  • Current guidance regarding caesarean section attendance by partners is as usual, with attendance only not advised if the caesarean is occurring under general anaesthetic. Many trusts seem to go against this guidance and are not allowing partners into theatre for caesarean section, the reasoning for this is to protect the partner from infection. This does not make logical sense to me, as whoever is birth partnering is also likely to live with the person undergoing the caesarean, so this is a moot point, and should be up to the birthing person and their birth partner to decide.
  • One area that seems to be affecting a fair amount of women is the ‘no visitors on ante and postnatal wards’ rule. This means that women being induced are spending the early part of their labour without their chosen support. This part of labour can last many hours and even days. It can be distressing, emotionally exhausting and worrying at the best of times, but without a partner those feelings are often magnified hugely. Same issue is arising postnatally. If you are advised to stay on the postnatal ward for any length of time, this is likely due to clinical issues and therefore an increased need for social support. It is difficult coming up with a solution to this, other than to ask for reasoning and evidence for this restriction and negotiate a solution that works for you within the context of this current situation. There are no easy solutions to this, and there is currently a very fine line between protecting women’s rights and maintaining HCPs safety as much as possible. Are we getting it right? I’m not sure.
  • Separation of mother and infant should NOT occur unless you are too ill to care for your baby yourself OR you choose to be separated due to infection.
  • You can still decline any intervention you wish to decline.
  • Women are starting to choose freebirth (birthing without a midwife/HCP) due to the restriction on choice of birthplace or birth partner. Many considerations go into making this choice, for many different reasons. Contrary to many HCPs opinion, it IS a valid and legal choice to freebirth, and it is not a reason for a safeguarding referral unless there are other unrelated concerns regarding the family.

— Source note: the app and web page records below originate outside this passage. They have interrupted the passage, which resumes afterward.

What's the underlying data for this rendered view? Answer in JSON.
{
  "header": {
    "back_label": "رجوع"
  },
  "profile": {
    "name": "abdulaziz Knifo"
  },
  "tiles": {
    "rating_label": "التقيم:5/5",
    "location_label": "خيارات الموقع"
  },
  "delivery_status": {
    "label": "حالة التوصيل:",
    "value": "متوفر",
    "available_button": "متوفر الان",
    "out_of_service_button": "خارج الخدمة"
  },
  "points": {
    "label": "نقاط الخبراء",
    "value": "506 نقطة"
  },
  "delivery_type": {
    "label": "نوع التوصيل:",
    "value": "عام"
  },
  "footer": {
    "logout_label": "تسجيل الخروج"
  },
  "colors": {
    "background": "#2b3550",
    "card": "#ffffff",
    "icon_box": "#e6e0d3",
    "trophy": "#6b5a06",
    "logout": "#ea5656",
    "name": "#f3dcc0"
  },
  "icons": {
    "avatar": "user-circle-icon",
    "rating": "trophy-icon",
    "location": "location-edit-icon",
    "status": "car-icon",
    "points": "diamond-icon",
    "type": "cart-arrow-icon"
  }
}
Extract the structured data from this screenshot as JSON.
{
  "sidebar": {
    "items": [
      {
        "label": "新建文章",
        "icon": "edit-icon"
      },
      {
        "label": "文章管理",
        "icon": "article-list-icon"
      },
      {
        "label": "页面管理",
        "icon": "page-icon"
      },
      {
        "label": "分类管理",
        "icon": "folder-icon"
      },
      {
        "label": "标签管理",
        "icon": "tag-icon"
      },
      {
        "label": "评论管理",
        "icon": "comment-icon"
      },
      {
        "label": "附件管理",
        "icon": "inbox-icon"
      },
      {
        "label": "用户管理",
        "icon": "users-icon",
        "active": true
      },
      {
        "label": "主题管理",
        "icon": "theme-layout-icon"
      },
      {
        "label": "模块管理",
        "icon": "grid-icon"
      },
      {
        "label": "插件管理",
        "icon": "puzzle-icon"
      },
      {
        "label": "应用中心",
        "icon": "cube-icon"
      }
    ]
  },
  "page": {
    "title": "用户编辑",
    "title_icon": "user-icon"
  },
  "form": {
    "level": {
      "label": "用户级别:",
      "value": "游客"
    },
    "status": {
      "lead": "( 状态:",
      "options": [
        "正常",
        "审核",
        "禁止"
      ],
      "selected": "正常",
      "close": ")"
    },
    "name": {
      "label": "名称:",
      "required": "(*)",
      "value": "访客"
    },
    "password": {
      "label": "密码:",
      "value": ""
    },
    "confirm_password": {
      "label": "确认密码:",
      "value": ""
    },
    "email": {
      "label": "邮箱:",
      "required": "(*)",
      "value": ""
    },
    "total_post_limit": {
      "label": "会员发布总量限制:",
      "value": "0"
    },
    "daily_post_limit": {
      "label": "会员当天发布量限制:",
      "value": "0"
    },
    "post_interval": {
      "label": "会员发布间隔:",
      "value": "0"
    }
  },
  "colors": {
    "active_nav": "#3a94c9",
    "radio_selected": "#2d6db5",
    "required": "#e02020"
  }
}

SO, the bottom line is……yes, your human rights still need to be respected and you should have most options and choices available to you. However, trusts CAN make changes to service provision and are allowed to do so by law. However, they ought to be able to evidence that these changes are proportional and there are not alternatives available to you during this exceptional time.


There are a couple of brilliant articles put together by Birthrights, a charity protecting human rights in childbirth and you might find them very useful and reassuring. The articles also give you contacts should you need help challenging any decisions your NHS trusts are taking regarding your care:



Birthrights call to action:


Birthrights Q&A:



Stay well.